The vacation spot that looked so good in those glossy brochures is a distant memory.
By mid-April, as I watched the fuel prices climb, the “Big summer vacation” quickly became “What vacation? Did I say we were going on vacation?”
The good news is we don’t have to spend a lot of money to have some fun. It’s a fact that most good moms and dads must pass on to their children.
Sissy Osteen, Oklahoma State University associate professor and resource management specialist with the Oklahoma Cooperative Extension Service, knows where I’m coming from.
She offers the following suggestions for spending time together without overspending:
1. Do your homework. Be smart. Many hotels and resorts are offering rebates on gasoline and airfare. Go online and look for deals. While on the road, a motel pool is cheap entertainment for children and a free continental breakfast for a family of five is $50 that can go into the gas tank.
Above all, if you haven’t budgeted for a trip, don’t succumb to the temptation of using credit cards to pay for it.
2. Stay close to home. Route 66 still offers kicks. The car is still the cheapest formof family transportation and Oklahoma has more miles of the historic roadway to explore than any other state. Visit destinations the family can reach and return home in a single day, and pack a picnic lunch to save on food expenses. Also communities throughout the state offer a wealth of free summer festivals and celebrations.
3. Let’s get together. Growing average life expectancy means retirement is getting longer for Americans. Hobbies are essential to happiness during retirement. This summer pursue an activity the entire family can share for many years. Begin learning to play tennis, golf or another sport. Learn to play a musical instrument. Take a class together. Buy cameras from a second-hand store and take up photography.

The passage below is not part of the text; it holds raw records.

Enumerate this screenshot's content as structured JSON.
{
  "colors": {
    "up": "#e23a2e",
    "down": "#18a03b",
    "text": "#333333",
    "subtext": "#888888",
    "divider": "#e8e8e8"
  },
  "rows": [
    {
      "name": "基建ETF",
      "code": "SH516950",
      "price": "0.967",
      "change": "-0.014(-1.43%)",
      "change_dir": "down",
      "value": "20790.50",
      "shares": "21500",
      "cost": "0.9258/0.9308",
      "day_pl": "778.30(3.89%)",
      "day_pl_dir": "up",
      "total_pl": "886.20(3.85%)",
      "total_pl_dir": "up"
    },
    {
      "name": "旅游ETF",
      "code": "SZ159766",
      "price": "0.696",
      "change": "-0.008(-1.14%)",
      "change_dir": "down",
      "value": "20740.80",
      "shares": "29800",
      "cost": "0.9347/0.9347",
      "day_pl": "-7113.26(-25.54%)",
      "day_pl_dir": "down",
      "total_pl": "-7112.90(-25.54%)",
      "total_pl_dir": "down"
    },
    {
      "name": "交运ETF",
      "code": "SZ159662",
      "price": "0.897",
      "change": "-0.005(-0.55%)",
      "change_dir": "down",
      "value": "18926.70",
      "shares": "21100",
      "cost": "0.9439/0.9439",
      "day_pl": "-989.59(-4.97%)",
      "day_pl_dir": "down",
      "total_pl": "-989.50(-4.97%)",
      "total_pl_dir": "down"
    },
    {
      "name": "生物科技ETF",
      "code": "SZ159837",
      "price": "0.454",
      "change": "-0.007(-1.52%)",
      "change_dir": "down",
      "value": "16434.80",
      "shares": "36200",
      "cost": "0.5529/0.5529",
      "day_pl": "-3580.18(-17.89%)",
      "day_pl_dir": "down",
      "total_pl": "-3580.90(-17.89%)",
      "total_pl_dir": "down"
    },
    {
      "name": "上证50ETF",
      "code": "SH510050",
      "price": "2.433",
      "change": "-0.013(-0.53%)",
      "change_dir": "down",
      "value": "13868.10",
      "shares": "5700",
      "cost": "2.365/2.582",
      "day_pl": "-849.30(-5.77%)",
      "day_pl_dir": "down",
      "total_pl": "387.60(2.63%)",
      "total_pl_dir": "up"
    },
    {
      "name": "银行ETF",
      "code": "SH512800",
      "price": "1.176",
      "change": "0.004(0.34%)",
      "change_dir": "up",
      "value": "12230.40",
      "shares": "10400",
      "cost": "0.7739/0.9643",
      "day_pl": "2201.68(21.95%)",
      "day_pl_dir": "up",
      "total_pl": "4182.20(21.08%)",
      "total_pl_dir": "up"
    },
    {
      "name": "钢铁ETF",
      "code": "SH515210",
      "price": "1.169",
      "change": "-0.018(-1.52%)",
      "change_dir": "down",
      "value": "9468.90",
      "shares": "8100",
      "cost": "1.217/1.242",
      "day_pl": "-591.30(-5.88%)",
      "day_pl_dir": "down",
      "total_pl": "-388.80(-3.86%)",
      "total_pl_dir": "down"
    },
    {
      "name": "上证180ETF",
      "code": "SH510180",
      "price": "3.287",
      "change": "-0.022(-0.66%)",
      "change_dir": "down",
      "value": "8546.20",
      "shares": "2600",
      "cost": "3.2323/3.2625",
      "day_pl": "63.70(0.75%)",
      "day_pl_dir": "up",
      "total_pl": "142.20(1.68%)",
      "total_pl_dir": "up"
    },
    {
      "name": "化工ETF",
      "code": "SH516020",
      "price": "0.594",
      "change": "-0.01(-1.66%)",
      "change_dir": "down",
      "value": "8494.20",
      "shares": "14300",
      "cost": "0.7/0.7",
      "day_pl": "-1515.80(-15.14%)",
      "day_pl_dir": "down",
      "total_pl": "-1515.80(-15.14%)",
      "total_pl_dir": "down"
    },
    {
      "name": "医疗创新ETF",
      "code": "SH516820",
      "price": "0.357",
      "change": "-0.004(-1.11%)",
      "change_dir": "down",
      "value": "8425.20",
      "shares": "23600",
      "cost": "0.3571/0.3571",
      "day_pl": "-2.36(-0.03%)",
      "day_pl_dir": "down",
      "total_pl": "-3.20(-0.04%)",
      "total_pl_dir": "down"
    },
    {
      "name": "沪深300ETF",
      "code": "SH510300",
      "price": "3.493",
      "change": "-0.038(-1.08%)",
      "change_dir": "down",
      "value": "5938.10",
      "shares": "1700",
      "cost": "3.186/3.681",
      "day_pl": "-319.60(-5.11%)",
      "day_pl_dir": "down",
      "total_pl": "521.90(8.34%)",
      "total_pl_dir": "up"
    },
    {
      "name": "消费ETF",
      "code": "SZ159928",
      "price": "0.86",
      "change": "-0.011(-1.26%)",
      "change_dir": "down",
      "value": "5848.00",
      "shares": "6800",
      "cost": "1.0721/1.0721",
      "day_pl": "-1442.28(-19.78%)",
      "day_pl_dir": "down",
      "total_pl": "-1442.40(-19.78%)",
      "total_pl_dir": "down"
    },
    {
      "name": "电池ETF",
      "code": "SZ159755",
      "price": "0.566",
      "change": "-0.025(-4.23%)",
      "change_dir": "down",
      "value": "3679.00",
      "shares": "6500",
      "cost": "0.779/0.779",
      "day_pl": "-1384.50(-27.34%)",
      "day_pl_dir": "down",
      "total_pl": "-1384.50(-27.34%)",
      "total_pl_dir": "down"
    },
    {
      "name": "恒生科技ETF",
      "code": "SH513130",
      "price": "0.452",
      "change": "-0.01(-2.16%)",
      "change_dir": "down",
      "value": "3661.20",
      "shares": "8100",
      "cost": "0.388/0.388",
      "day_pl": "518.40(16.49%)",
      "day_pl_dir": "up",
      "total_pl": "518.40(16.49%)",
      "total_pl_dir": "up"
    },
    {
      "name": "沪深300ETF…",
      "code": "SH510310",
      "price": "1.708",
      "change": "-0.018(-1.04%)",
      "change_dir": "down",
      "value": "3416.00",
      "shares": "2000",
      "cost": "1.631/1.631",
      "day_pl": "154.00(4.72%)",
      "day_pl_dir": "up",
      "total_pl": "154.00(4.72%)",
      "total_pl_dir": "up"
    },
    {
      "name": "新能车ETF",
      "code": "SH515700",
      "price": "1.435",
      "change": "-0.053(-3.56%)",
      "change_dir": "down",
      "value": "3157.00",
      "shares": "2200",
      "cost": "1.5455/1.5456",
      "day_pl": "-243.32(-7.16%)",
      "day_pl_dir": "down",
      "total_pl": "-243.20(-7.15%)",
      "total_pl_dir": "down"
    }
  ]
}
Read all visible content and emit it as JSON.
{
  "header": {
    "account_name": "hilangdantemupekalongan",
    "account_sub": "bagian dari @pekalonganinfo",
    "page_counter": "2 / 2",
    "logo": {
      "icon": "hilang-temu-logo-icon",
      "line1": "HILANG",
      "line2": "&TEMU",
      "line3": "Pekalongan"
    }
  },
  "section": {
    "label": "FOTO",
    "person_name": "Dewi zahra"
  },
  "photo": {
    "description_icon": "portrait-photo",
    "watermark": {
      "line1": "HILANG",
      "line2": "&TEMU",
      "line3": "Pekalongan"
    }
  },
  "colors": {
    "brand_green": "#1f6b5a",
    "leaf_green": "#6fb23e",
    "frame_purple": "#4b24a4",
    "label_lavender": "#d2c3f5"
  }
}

4. Not just for kids. The summer reading program at the public library is an experience the entire family can enjoy. So are volunteer programs. Teach children the rewards of philanthropy by involving the family in a community service activity this summer.
— Carla Hinton